Corton, Les Combes, Grand Cru, 2013

  Genot Boulanger

Corton, Les Combes, Grand Cru

A more elegant, red-fruited Corton than you would expect. And so much the better for it. Moreish and mouth-watering, lovely small garriguettes strawberry fruit with notes of cherry and flint. Smooth but bright, beautifully textured. Easy to love. A 0.47 ha parcel of 35 year old vines planted in the Les Combe lieu dit, a south west facing site planted on red clay soils.

Contains Sulphites.

About Genot Boulanger

It is not every day we come across a 22ha domaine in Burgundy we have never encountered before that are producing wines of outstanding quality. So we were taken aback during our visit to Genot-Boulanger in Spring 2018, a tasting which proved startling for its consistent brilliance for both white and red wines. The Domaine began its history as the life-long dream of two Parisian pharmacists, Charles-Henri Génot and his wife Marie Boulanger, that was realised when they moved to Meursault and purchased vineyards in Mercurey in 1974. They began to gradually build up the Domaine with further acquisitions in the Côte d'Or including Meursault, Volnay and Chassagne. In 1995 the Domaine expanded again into the Côte de Nuits, Corton and Aloxe-Corton Clos du Chapitre. By 1998 Francois Delaby had inherited 22 prime hectares of vineyard area in Burgundy. He was joined by daughter Aude and son in law Guillaume Lavollée who, in turn, took over the running of the Domaine in 2008, becoming the fourth family generation of the estate's history. Aude and Guillaume were clear on their mission from the off - to produce wines that express the complexity and finesse of their great Burgundian terroirs - recognising the quality of the vineyard to be the most important factor to get right. So they began their tenure by concentrating on viticulture and the health of the soil, starting conversion to organic farming - a process that ended with full certification in 2018. Winemaking follows a non-interventionist approach. For reds whole bunches are included during fermentation to a small degree when appropriate, or equally berries are completely de-stalked depending on the vintage. Fermentations are with indigenous yeasts and extractions are gentle. The wines are aged with 20% new oak barrels for 12 months followed by 6 months ageing in tank. The whites undergo the same process, the only difference being no sulphur is added to them until after malolactic fermentation. Rather like Aude and Guillaume themselves the wines are precise, composed and elegant. These are beautiful, noble burgundies that effortlessly give plenty of pleasure and can be considered among the Côte's greats.

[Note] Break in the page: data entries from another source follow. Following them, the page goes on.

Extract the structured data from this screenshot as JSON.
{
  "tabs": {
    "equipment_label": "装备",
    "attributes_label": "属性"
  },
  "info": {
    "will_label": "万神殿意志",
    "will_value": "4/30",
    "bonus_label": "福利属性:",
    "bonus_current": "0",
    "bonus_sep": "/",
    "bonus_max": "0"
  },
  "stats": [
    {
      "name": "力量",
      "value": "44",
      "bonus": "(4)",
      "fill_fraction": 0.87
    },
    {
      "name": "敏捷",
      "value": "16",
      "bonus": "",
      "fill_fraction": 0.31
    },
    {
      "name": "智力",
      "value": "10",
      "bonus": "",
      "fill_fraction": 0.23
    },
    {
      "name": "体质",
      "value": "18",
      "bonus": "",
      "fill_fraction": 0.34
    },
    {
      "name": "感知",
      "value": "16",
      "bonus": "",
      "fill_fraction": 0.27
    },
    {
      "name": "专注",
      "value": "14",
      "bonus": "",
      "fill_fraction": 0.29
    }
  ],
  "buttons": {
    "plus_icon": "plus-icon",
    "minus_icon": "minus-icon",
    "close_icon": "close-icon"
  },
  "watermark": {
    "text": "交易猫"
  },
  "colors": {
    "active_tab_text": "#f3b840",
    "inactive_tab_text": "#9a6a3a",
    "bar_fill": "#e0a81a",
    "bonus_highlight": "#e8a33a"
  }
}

Appellation: Corton

Corton is the only red wine Grand Cru in the côte de beaune and covers several vineyards which are known as either Corton or as Corton hyphenated with their individual names, such as Bressandes or Clos du Roi. The style of the wine will depend on exactly where the vines are situated. Corton is an early-ripening area and the Pinot Noir grapes are usually the first to be harvested in the Côte d'Or. The vast majority of white wine that comes from the hill of Corton is Corton-Charlemagne though there is a miniscule amount of white Corton made.

Grape Type: Pinot Noir

Pinot Noir is the classic grape of red burgundy, whose greatest wines are concentrated in the east and south-east-facing clay/limestone hills of Burgundy's Côte d'Or. A notoriously temperamental variety, Pinot Noir has proved difficult to grow in certain climates and soils and will not tolerate over-cropping. The best examples have wonderfully expressive aromas and thrillingly pure bitter sweet red forest fruit and cherry flavours, developing truffle and game overtones with age. Outside of Burgundy, Pinot Noir has had great success in New Zealand, California’s Carneros, Oregon and the more marginal, cooler districts in Australia. Along with Chardonnay and Pinot Meunier, Pinot Noir is also one of the major components of Champagne.